In general, streaming media refers to the ability to deliver video, audio and presentations, such as PowerPoint, that play immediately when accessed, without requiring a full download before playback.
Streaming content delivery falls into two main types: live multimedia broadcasts (often called Webcasts), or archived video and audio accessed "on demand" by users.
In simple terms, the process of getting from raw footage to streamed content works like this:
An event is recorded.
The content is edited, then digitized using video editing hardware and software.
The digital video and audio content is encoded for streaming. The most widely recognized encoding standards are Microsoft Windows Media and Real-Networks RealVideo. Tools and software also exist to encode for Vivo, AVI, QuickTime and MPEG.
The media file or live stream is stored on a host computer that has streaming media server software installed.

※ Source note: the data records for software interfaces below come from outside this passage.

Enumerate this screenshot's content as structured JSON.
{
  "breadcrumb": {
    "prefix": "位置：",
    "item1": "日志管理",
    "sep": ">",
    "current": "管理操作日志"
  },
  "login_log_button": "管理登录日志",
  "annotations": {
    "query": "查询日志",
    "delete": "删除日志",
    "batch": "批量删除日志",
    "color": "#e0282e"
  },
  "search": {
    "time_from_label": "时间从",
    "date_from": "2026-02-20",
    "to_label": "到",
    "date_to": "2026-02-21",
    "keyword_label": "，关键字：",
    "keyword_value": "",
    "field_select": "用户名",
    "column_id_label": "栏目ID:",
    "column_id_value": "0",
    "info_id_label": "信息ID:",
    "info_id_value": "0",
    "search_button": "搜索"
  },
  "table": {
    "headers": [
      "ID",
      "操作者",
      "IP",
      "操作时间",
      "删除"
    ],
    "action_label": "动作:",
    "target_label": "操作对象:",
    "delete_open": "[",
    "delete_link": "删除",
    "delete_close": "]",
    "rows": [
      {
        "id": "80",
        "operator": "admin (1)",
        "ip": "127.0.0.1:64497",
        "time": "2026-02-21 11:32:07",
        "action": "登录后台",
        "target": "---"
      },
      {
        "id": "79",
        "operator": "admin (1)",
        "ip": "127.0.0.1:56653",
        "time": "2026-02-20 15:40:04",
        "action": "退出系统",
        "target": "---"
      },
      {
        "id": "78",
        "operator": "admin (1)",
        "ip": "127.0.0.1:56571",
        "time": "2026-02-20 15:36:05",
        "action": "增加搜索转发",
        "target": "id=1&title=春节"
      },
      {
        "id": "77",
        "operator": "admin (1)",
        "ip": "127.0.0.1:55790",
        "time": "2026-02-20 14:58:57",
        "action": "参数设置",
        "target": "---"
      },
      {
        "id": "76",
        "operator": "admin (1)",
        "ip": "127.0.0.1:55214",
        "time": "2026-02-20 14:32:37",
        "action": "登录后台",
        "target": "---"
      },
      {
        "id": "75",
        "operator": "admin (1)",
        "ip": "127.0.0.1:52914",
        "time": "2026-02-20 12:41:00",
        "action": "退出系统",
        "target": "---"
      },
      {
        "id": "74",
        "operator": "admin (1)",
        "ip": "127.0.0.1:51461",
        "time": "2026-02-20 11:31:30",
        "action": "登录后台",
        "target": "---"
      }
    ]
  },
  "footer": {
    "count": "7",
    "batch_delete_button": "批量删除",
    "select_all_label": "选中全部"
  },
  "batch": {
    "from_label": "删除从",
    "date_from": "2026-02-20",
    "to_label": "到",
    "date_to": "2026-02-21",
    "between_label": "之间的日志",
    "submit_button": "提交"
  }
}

A user clicks a link on an intranet page to request a video stream or accesses a database of stored streaming content.
The host server delivers the digitized content to the end user, who watches it through a player utility (such as Windows Media Player or RealPlayer) that displays the media file on the desktop.